    programme from The LTA, the governing body of tennis in Britain, has teachers across the country covered.

  • 5 ways to boost your school's eSafety
    5 ways to boost your school's eSafety

    eSafety is a term that constantly comes up in school communities, and with good reason. Students across the world are engaging with technology in ways that have never been seen before. This article addresses 5 beginning tips to help you boost your school’s eSafety. 

  • Tackling inequality in EdTech
    Tackling inequality in EdTech

    We have all been devastated by this pandemic that has swept the world in a matter of weeks. Schools have rapidly had to change the way they operate and be available for key workers' children. The inequalities that have long existed in communities and schools are now being amplified by the virus.

  • EdTech review & The Curriculum Lab
    EdTech review & The Curriculum Lab

    The world is catching up with a truth that we’ve championed at Learning Ladders for the last 5 years - that children’s learning outcomes are greatly improved by teachers, parents and learners working in partnership. 

  • Reducing primary to secondary transition stress
    Reducing primary to secondary transition stress

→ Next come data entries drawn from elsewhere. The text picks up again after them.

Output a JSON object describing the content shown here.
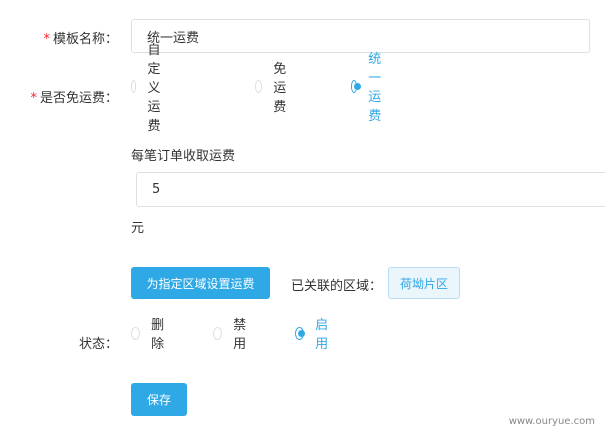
{
  "template_name": {
    "label": "模板名称：",
    "required_mark": "*",
    "value": "统一运费"
  },
  "free_shipping": {
    "label": "是否免运费：",
    "required_mark": "*",
    "options": [
      {
        "label": "自定义运费",
        "checked": false
      },
      {
        "label": "免运费",
        "checked": false
      },
      {
        "label": "统一运费",
        "checked": true
      }
    ]
  },
  "fee": {
    "label": "每笔订单收取运费",
    "value": "5",
    "unit": "元"
  },
  "region": {
    "button_label": "为指定区域设置运费",
    "linked_label": "已关联的区域：",
    "linked_tag": "荷坳片区"
  },
  "status": {
    "label": "状态：",
    "options": [
      {
        "label": "删除",
        "checked": false
      },
      {
        "label": "禁用",
        "checked": false
      },
      {
        "label": "启用",
        "checked": true
      }
    ]
  },
  "save_label": "保存",
  "watermark": "www.ouryue.com",
  "accent_color": "#2fa8e6"
}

    As school leaders grapple with the near impossible mission to start bringing more students into schools from 1st June, there are hundreds of thousands of Year 6 pupils thinking anxiously about their move to secondary school.

  • Generation Z and online tutoring: natural bedfellows?
    Generation Z and online tutoring: natural bedfellows?

    The K-12 online tutoring market is booming around the world, with recent research estimating it to grow by 12% per year over the next five years, a USD $60bn increase. By breaking down geographic barriers and moving beyond the limits of local teaching expertise, online tutoring platforms are an especially valuable tool for those looking to supplement their studies in the developing world, and students globally are increasingly signing up to online tuition early on in their secondary education schooling. 

  • Employable young people or human robots?
    Employable young people or human robots?

    STEM skills have been a major focus in education for over a decade and more young people are taking science, technology, engineering, and maths subjects at university than ever before, according to statistics published by UCAS. The downside of this is that the UK is now facing a soft skills crisis and the modern world will also require children to develop strong social skills as the workplaces are transformed by technology. 

In order to make our website better for you, we use cookies!

Some firefox users may experience missing content, to fix this, click the shield in the top left and "disable tracking protection"